→ **Problem statement**: Every line in the records below with the string "Design" needs to be copied out.

■ ■ ■

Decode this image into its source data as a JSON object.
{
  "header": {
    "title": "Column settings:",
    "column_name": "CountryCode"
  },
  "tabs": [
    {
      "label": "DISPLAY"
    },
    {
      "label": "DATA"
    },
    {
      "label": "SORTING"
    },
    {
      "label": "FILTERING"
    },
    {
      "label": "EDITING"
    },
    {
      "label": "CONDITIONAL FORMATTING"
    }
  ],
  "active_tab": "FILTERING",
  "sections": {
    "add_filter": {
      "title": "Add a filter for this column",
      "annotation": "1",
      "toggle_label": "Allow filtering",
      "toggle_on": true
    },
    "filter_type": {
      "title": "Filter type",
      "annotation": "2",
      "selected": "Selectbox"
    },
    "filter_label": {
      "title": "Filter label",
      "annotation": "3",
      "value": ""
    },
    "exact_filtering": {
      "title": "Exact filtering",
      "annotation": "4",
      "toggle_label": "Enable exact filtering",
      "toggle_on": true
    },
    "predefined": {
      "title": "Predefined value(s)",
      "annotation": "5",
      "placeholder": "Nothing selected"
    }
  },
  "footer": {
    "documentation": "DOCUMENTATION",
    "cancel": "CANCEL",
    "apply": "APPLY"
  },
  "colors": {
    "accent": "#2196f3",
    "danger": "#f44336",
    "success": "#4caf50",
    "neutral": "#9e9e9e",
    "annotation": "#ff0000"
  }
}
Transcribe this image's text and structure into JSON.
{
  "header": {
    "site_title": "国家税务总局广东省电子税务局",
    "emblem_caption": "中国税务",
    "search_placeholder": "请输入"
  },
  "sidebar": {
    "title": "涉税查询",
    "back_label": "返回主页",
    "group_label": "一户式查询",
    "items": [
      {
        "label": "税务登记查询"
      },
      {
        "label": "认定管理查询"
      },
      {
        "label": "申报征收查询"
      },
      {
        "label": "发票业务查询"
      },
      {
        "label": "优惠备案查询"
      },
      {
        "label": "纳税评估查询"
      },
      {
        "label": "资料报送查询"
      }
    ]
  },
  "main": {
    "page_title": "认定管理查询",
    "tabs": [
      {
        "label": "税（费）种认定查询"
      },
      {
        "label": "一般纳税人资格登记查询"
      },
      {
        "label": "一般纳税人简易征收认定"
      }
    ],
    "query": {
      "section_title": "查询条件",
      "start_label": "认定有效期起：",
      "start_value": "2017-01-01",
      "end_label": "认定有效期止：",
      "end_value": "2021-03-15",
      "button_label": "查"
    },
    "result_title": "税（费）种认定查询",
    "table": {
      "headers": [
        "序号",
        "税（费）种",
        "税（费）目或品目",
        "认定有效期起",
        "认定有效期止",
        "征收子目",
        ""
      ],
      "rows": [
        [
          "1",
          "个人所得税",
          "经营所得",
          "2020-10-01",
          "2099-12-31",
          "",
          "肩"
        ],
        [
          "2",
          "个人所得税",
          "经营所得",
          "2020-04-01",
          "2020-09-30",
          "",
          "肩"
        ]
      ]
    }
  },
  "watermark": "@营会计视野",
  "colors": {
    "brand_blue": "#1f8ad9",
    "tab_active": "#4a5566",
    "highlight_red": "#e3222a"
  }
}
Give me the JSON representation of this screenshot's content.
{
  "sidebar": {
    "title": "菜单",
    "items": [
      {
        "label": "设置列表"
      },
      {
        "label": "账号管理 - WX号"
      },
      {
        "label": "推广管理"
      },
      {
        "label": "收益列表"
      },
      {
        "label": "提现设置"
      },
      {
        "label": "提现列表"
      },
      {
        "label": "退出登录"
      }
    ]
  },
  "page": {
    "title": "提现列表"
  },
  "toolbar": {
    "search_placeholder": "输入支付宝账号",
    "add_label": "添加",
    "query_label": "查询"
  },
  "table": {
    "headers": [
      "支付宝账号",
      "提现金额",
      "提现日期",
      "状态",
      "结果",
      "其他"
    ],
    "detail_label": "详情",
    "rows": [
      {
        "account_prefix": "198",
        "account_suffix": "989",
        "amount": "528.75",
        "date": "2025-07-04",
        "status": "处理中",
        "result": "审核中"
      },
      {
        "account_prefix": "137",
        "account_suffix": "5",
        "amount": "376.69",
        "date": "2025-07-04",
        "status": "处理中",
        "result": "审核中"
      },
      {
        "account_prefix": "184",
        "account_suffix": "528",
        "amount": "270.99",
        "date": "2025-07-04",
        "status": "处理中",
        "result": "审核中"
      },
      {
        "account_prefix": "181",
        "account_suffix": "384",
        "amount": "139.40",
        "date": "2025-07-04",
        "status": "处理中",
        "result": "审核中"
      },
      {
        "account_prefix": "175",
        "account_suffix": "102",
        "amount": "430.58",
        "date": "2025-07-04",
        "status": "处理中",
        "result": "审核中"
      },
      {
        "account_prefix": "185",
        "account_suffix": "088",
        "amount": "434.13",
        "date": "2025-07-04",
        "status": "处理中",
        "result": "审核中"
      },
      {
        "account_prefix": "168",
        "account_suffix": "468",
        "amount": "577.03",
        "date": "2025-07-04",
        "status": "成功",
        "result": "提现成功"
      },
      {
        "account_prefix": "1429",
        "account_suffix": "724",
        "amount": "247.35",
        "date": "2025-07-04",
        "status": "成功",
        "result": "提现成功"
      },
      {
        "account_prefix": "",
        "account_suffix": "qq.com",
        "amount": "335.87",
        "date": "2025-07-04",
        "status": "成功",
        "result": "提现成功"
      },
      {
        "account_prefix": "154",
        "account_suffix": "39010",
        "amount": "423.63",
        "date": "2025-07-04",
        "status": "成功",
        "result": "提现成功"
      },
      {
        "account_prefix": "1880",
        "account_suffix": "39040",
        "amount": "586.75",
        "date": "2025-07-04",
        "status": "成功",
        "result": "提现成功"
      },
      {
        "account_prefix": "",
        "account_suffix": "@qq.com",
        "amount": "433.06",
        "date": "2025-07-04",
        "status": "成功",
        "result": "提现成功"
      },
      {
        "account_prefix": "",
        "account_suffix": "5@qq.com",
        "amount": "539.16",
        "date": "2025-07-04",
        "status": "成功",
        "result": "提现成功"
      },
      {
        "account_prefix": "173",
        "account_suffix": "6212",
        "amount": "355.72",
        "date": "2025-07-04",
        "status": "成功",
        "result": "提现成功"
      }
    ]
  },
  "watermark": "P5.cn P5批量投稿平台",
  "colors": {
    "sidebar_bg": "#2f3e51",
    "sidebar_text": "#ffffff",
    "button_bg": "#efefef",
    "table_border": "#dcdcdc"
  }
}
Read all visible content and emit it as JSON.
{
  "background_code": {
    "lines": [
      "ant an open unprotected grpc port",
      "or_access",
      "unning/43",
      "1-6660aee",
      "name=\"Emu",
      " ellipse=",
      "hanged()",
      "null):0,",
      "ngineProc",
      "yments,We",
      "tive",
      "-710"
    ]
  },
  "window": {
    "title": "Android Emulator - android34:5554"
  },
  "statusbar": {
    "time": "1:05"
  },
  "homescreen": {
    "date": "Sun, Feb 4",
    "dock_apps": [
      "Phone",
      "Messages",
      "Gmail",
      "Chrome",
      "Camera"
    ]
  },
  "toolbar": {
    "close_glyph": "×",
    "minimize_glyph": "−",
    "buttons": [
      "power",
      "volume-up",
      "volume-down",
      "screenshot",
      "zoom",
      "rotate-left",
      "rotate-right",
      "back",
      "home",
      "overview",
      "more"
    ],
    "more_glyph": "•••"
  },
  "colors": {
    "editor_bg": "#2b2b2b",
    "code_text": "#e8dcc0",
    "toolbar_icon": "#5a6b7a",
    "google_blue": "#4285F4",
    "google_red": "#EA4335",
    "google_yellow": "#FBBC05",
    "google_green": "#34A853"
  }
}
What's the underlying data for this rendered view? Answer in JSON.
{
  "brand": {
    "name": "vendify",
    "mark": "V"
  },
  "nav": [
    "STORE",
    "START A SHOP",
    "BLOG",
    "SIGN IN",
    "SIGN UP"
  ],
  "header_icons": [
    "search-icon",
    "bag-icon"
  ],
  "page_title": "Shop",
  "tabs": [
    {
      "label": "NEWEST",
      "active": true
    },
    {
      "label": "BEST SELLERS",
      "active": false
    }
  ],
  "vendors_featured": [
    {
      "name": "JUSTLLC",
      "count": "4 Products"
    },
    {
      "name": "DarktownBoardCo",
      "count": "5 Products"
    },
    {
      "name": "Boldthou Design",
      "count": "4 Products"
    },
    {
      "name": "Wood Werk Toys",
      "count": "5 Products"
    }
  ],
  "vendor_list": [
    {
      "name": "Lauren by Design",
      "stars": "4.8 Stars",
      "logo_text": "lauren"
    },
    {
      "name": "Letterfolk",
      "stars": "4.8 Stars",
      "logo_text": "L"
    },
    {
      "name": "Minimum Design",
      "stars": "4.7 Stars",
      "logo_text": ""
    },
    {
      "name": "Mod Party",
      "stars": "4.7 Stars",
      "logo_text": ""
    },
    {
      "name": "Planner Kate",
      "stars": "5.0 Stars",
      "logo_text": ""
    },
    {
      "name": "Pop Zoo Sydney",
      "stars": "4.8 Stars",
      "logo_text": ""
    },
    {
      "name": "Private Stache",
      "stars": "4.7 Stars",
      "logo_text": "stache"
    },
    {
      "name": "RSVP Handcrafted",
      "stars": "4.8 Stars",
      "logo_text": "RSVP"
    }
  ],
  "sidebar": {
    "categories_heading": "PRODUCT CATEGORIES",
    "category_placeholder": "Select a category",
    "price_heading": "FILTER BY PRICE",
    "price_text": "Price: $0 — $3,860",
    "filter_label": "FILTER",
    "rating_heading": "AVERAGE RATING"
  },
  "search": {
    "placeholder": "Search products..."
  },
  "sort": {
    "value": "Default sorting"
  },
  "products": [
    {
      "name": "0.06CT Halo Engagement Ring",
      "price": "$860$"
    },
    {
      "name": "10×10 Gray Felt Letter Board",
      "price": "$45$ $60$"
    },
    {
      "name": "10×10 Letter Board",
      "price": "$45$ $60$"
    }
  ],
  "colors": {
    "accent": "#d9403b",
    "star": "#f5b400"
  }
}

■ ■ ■

→ **Reply**:
      "name": "Boldthou Design",
      "name": "Lauren by Design",
      "name": "Minimum Design",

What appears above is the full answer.